In conversation, Torres offered the idea that the workshop space was less about solving all of a story’s problems, and more about exposure to your colleague's work – helping to find solutions for a story as though it were your own. This approach has already helped me provide stronger feedback outside of the workshop. It seems like the takeaway of my time with Justin Torres was not limited to his commentary on my work, but also on my views of what the workshop is meant accomplish. I had a blast, I learned a lot. The week was quick and intense, but I feel fortunate to have been a part of it.

Daniel Graves is a first-year MFA and is on staff at SwampApe Review. His short fiction ranges across a variety of focuses; from religious imagery, to meme culture, to magical realism.

Monday, May 1, 2017

Revising with Optimism: A Week with Justin Torres

            Some things are easy to write. If a character is alone in a room, we know what that means. It is simple to hold in your mind’s eye like so many other easy musings. Of course there is the artful loneliness of melodrama, of which we also have a pretty deep bench of canned images: mascara running, no missed calls, rain on the window in black and white.
            What I struggle with writing is the feeling of effortless symbiosis, psychic synergy. If describing it is difficult, I am even less adept at provoking it: the sense that somehow, written words are just an extension from author to reader.
When I began my MFA I knew that I wanted my writing to become that. I wanted my words to be familiar like an old winter coat but unexpected like the twenty you find in its pocket. I had some pretty damn high demands. Unattainable! Or so I had thought, despite the many, many authors who had done just that for me. They were something special, something born not taught, something above my pay grade.
Justin Torres was the most recent of those authors.
            So, when Torres hosted a weeklong workshop for MFA students this past March, I was bright eyed, pen poised to capture every insight he shared. The greatest lesson I learned from his workshop was: write the fuck out of everything and decide fast how to salvage the good of it.
            He didn’t outright say that, but I’m pretty proud of my approximation.
He had the thirteen of us focus on the best of the writing – from our peers as well as our own. He was a very positive leader in this way, and without the messy insincerity of being too saccharine. Torres had no problem telling us things that needed to be said, but his decision to avoid the ‘tear-you-down-to-build-you-up’ approach of other workshops allowed us more time to focus on what opportunities we had earned but not yet explored.
Aside from his workshop structure, Torres was a brand new set of eyes on what had become to each of us, familiar territory. He was able to bring honest notes, without picking up on our recurring themes or ideations. Torres met us through our writing. We were all three-to-five pages of first draft fury to him. But, with his facilitation, we all salvaged the good of our fever dreams.
Torres’s approach of determined, quick revisions with a reserved optimism is certainly more difficult than it sounds but I truly believe it is the next step, at least for me, to writing that new familiar feeling.

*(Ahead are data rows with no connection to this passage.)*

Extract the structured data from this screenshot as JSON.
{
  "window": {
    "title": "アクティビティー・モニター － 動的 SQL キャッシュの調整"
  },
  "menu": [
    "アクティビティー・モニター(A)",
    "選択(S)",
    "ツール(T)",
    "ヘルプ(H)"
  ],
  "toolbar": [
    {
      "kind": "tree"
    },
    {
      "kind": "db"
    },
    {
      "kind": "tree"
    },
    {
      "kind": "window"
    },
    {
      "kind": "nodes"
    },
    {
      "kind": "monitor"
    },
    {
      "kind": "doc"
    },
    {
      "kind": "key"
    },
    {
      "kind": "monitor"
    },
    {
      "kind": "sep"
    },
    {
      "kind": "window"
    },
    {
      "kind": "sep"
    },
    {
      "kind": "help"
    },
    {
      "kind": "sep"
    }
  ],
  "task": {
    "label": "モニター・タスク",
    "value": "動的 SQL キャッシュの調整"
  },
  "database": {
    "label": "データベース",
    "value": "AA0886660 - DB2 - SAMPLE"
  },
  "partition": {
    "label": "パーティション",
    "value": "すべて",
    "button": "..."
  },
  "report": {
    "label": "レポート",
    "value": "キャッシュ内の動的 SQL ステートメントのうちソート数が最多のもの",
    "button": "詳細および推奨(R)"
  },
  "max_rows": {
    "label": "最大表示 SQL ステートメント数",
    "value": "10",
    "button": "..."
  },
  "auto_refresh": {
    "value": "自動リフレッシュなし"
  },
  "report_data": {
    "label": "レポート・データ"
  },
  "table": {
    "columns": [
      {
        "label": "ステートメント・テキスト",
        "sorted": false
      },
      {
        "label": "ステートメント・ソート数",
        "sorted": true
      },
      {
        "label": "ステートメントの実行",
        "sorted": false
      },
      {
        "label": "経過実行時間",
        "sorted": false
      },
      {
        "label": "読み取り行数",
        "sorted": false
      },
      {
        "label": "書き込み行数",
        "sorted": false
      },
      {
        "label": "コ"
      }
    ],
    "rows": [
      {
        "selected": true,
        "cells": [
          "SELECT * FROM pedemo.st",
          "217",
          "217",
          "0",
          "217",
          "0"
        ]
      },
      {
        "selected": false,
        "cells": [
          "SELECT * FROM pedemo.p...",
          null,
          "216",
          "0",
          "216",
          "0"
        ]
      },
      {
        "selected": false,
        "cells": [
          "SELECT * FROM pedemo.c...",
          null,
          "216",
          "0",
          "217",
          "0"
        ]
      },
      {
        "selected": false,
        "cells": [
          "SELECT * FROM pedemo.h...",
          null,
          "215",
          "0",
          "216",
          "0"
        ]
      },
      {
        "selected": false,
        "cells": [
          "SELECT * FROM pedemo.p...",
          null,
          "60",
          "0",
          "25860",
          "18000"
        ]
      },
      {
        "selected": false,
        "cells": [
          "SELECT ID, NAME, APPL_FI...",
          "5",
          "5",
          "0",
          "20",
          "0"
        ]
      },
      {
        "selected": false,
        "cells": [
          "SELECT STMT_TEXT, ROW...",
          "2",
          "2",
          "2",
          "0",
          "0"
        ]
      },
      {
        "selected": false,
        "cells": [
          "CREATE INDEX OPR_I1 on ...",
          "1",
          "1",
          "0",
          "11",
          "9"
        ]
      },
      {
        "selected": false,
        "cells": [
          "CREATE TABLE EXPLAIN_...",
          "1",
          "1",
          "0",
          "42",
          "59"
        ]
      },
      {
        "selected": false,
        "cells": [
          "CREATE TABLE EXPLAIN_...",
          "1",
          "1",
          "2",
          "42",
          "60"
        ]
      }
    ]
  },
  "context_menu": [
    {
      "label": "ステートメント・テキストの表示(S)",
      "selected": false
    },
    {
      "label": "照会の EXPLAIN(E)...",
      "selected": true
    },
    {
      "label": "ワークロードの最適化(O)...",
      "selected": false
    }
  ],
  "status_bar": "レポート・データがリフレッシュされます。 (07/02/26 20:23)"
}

Caitlyn Davidheiser is a first year MFA fiction student at FAU. Her work has previously appeared in Voicemail Poems, Spires, and Killing the Angel among others. She lives in South Florida with her loving husband and her indifferent cat.